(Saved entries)
[Start of Attachment]

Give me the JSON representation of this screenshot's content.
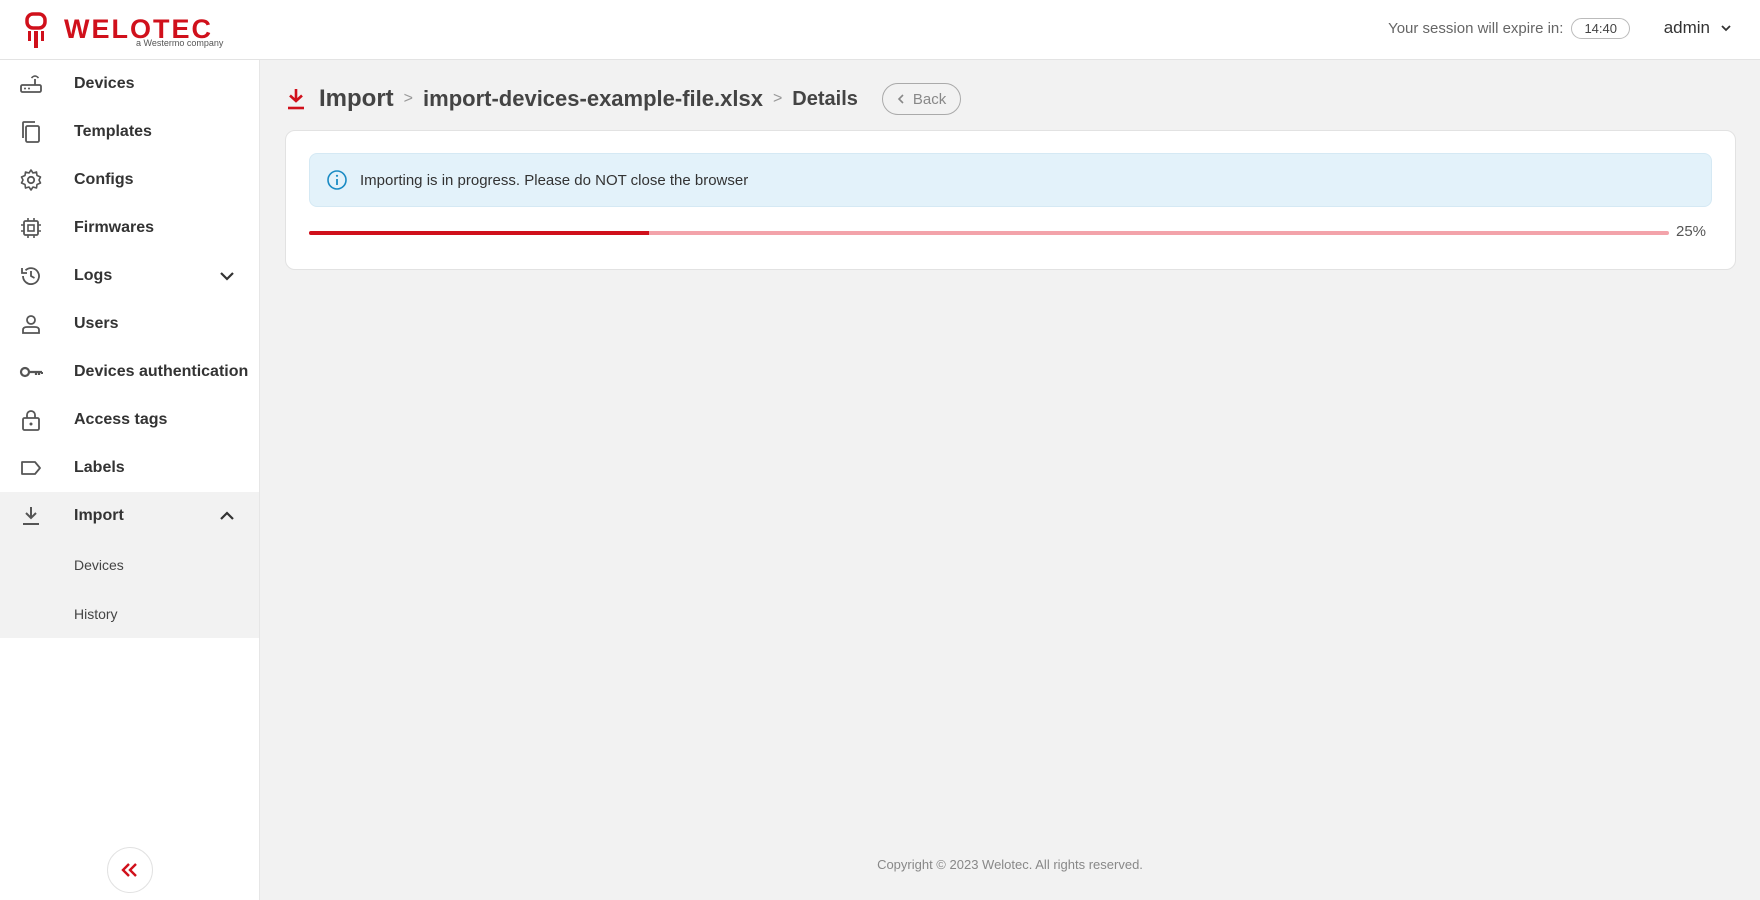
{
  "brand": {
    "name": "WELOTEC",
    "tagline": "a Westermo company",
    "accent_color": "#d0101b"
  },
  "header": {
    "session_label": "Your session will expire in:",
    "session_time": "14:40",
    "user_name": "admin"
  },
  "sidebar": {
    "items": [
      {
        "label": "Devices",
        "icon": "router-icon"
      },
      {
        "label": "Templates",
        "icon": "copy-icon"
      },
      {
        "label": "Configs",
        "icon": "gear-icon"
      },
      {
        "label": "Firmwares",
        "icon": "chip-icon"
      },
      {
        "label": "Logs",
        "icon": "history-icon"
      },
      {
        "label": "Users",
        "icon": "user-icon"
      },
      {
        "label": "Devices authentication",
        "icon": "key-icon"
      },
      {
        "label": "Access tags",
        "icon": "lock-icon"
      },
      {
        "label": "Labels",
        "icon": "label-icon"
      },
      {
        "label": "Import",
        "icon": "download-icon"
      }
    ],
    "import_subitems": [
      {
        "label": "Devices"
      },
      {
        "label": "History"
      }
    ]
  },
  "breadcrumb": {
    "root": "Import",
    "separator": ">",
    "file": "import-devices-example-file.xlsx",
    "current": "Details",
    "back_label": "Back"
  },
  "import_status": {
    "message": "Importing is in progress. Please do NOT close the browser",
    "progress_percent": 25,
    "progress_label": "25%"
  },
  "footer": {
    "copyright": "Copyright © 2023 Welotec. All rights reserved."
  }
}
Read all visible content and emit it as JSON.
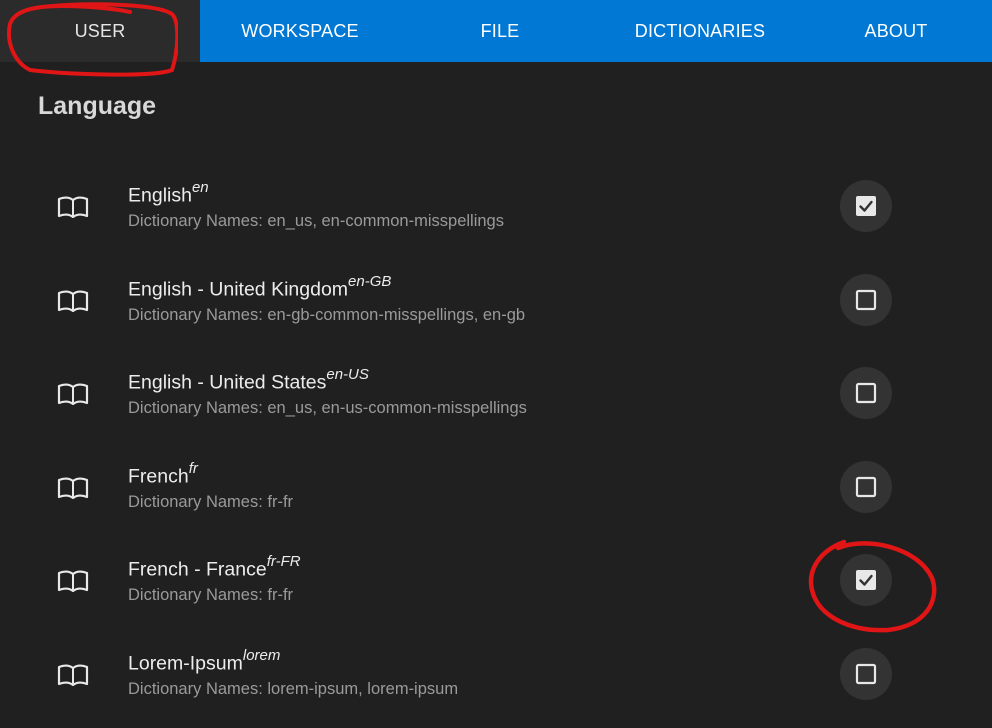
{
  "tabs": [
    {
      "label": "USER",
      "active": true
    },
    {
      "label": "WORKSPACE",
      "active": false
    },
    {
      "label": "FILE",
      "active": false
    },
    {
      "label": "DICTIONARIES",
      "active": false
    },
    {
      "label": "ABOUT",
      "active": false
    }
  ],
  "section_title": "Language",
  "languages": [
    {
      "name": "English",
      "code": "en",
      "dictionaries": "Dictionary Names: en_us, en-common-misspellings",
      "checked": true
    },
    {
      "name": "English - United Kingdom",
      "code": "en-GB",
      "dictionaries": "Dictionary Names: en-gb-common-misspellings, en-gb",
      "checked": false
    },
    {
      "name": "English - United States",
      "code": "en-US",
      "dictionaries": "Dictionary Names: en_us, en-us-common-misspellings",
      "checked": false
    },
    {
      "name": "French",
      "code": "fr",
      "dictionaries": "Dictionary Names: fr-fr",
      "checked": false
    },
    {
      "name": "French - France",
      "code": "fr-FR",
      "dictionaries": "Dictionary Names: fr-fr",
      "checked": true
    },
    {
      "name": "Lorem-Ipsum",
      "code": "lorem",
      "dictionaries": "Dictionary Names: lorem-ipsum, lorem-ipsum",
      "checked": false
    }
  ],
  "colors": {
    "tabbar": "#0078d4",
    "active_tab": "#2b2b2b",
    "background": "#202020",
    "annotation": "#e01515"
  },
  "icons": {
    "row_icon": "book-open-icon",
    "checked": "checkbox-checked-icon",
    "unchecked": "checkbox-unchecked-icon"
  }
}
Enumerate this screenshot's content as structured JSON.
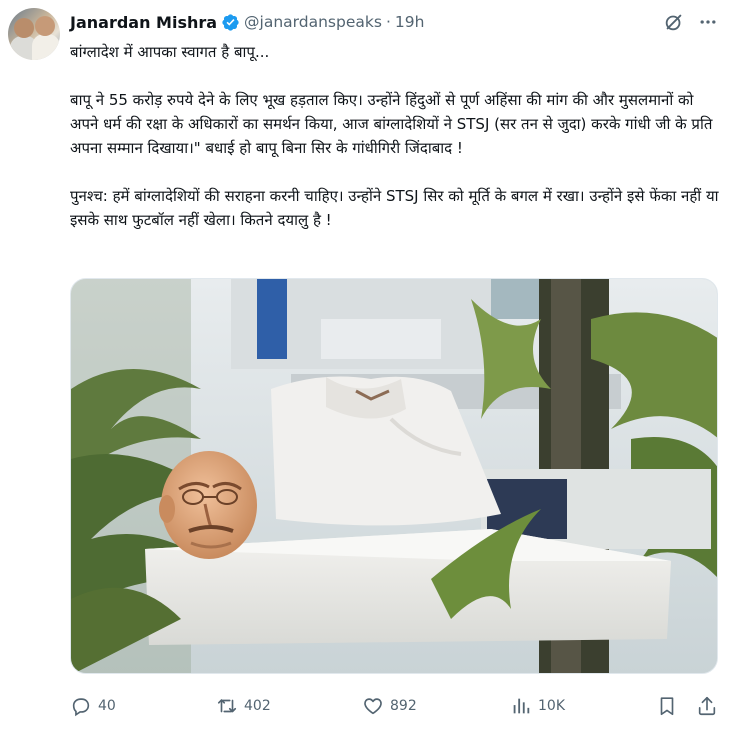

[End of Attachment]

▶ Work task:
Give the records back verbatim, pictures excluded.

▶ Answer section:
Give me the JSON representation of this screenshot's content.
{
  "brand": {
    "name": "WELOTEC",
    "tagline": "a Westermo company",
    "accent_color": "#d0101b"
  },
  "header": {
    "session_label": "Your session will expire in:",
    "session_time": "14:40",
    "user_name": "admin"
  },
  "sidebar": {
    "items": [
      {
        "label": "Devices",
        "icon": "router-icon"
      },
      {
        "label": "Templates",
        "icon": "copy-icon"
      },
      {
        "label": "Configs",
        "icon": "gear-icon"
      },
      {
        "label": "Firmwares",
        "icon": "chip-icon"
      },
      {
        "label": "Logs",
        "icon": "history-icon"
      },
      {
        "label": "Users",
        "icon": "user-icon"
      },
      {
        "label": "Devices authentication",
        "icon": "key-icon"
      },
      {
        "label": "Access tags",
        "icon": "lock-icon"
      },
      {
        "label": "Labels",
        "icon": "label-icon"
      },
      {
        "label": "Import",
        "icon": "download-icon"
      }
    ],
    "import_subitems": [
      {
        "label": "Devices"
      },
      {
        "label": "History"
      }
    ]
  },
  "breadcrumb": {
    "root": "Import",
    "separator": ">",
    "file": "import-devices-example-file.xlsx",
    "current": "Details",
    "back_label": "Back"
  },
  "import_status": {
    "message": "Importing is in progress. Please do NOT close the browser",
    "progress_percent": 25,
    "progress_label": "25%"
  },
  "footer": {
    "copyright": "Copyright © 2023 Welotec. All rights reserved."
  }
}
Read all visible content and emit it as JSON.
{
  "tabs": [
    {
      "label": "USER",
      "active": true
    },
    {
      "label": "WORKSPACE",
      "active": false
    },
    {
      "label": "FILE",
      "active": false
    },
    {
      "label": "DICTIONARIES",
      "active": false
    },
    {
      "label": "ABOUT",
      "active": false
    }
  ],
  "section_title": "Language",
  "languages": [
    {
      "name": "English",
      "code": "en",
      "dictionaries": "Dictionary Names: en_us, en-common-misspellings",
      "checked": true
    },
    {
      "name": "English - United Kingdom",
      "code": "en-GB",
      "dictionaries": "Dictionary Names: en-gb-common-misspellings, en-gb",
      "checked": false
    },
    {
      "name": "English - United States",
      "code": "en-US",
      "dictionaries": "Dictionary Names: en_us, en-us-common-misspellings",
      "checked": false
    },
    {
      "name": "French",
      "code": "fr",
      "dictionaries": "Dictionary Names: fr-fr",
      "checked": false
    },
    {
      "name": "French - France",
      "code": "fr-FR",
      "dictionaries": "Dictionary Names: fr-fr",
      "checked": true
    },
    {
      "name": "Lorem-Ipsum",
      "code": "lorem",
      "dictionaries": "Dictionary Names: lorem-ipsum, lorem-ipsum",
      "checked": false
    }
  ],
  "colors": {
    "tabbar": "#0078d4",
    "active_tab": "#2b2b2b",
    "background": "#202020",
    "annotation": "#e01515"
  },
  "icons": {
    "row_icon": "book-open-icon",
    "checked": "checkbox-checked-icon",
    "unchecked": "checkbox-unchecked-icon"
  }
}
Enumerate this screenshot's content as structured JSON.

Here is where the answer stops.